- A desire for unwarranted admiration
- A sense of entitlement
- Interpersonally oppressive behavior
- No form of empathy
- Resentment of others or a conviction that others are resentful of him or her
- A display of egotistical and conceited behaviors or attitudes
Anybody you know? Maybe you?
Here are some tidbits worth knowing…
- Some 18% of males present with NPD, compared to 6% of women. Within the general population, the prevalence rate of NPD is less than 1%, but rises to 2-16% within the clinical population.
- A good number of those with narcissistic traits hit the psychiatrist’s office. Thing is, they’re often pursuing treatment for other issues such as mood and anxiety disorders.
- Major depressive disorder is seen in 45-50% of those with NPD and bipolar disorder in 5-11%. But the biggie is substance use. 24-64% have substance use disorders.
- It makes sense that NPD shares characteristics with the other cluster B (dramatic, overly emotional or unpredictable thinking or behavior and interactions with others) personality disorders. So there has to be a thorough diagnostic process. The other “B’s” are antisocial personality disorder, borderline personality disorder, and histrionic personality disorder.
Interesting, don’t you think?
Before we move on, we need to take a quick look at malignant narcissism. The combination of NPD and antisocial personality disorder makes it the most severe type of narcissism.
So much involved and so little space. I’ll turn you over to verywell health.
Treatment for narcissistic personality disorder
When it comes to treatment for NPD, it’s all about therapy.
Individual psychoanalytic therapy is often at the core; however, other therapies may be utilized – cognitive behavioral therapy (CBT), family and couples therapies, and group work.
Of note is the CBT schema-focused therapy, which emphasizes addressing narcissistic schemas, as well as dicey moods and coping mechanisms.
In general, when it comes to therapy for NPD a combination strategy is often recommended.
That means direct confrontation with the goal of eliminating or weakening grandiosity and encouraging a measure of grandiosity in an effort to strengthen a naturally deficient self-image. It’s a matter of balance on a per case basis.
Meds aren’t used to directly address NPD. However, they may be used to treat accompanying issues such as depression, bipolarity, and anxiety.
It’s important for someone with NPD to receive close long-term monitoring because of the potential for suicide. This is especially important if depression and/or mania are involved.
I might add that it would be a good idea for those intimately involved with someone with NPD to have a safety plan handy based on personal experience.
Finally, though there is help available for NPD, it isn’t pursued nearly as much as is indicated.

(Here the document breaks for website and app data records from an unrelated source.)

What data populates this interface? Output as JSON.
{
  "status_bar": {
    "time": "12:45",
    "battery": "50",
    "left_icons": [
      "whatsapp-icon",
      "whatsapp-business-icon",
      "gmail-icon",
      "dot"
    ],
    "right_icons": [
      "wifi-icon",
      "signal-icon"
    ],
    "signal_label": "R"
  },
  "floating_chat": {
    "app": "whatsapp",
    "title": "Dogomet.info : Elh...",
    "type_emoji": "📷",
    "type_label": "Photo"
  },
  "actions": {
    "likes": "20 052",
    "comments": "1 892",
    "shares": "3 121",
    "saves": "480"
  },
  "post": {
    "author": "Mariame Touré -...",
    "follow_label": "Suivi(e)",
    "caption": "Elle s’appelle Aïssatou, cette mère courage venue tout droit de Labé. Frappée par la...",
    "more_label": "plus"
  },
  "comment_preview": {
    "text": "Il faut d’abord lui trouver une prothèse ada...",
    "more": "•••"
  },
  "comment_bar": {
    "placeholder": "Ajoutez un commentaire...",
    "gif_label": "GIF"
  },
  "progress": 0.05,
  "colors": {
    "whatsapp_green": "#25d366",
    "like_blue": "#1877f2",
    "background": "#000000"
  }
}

And that’s because many with NPD have no idea a problem exists – with them. So why seek treatment?
Beyond tossing words around
Narcissistic personality disorder can be hell on earth for those involved with someone who has it. Believe it or not, in many cases, it can be hell for that someone as well.
That’s why we needed to go beyond tossing words around and really get down to the facts.
I think we pulled it off.
Tip of the hat to Dr. Helen Okoye, MD, MBA, MS-Epi for the resource material, which appeared on theravive.
I’m thinking you’ll find Gaslighting: 11 Cruel & Power-Grabbing Techniques relevant and helpful.
For more Chipur mood and anxiety info and inspiration articles, peruse those titles.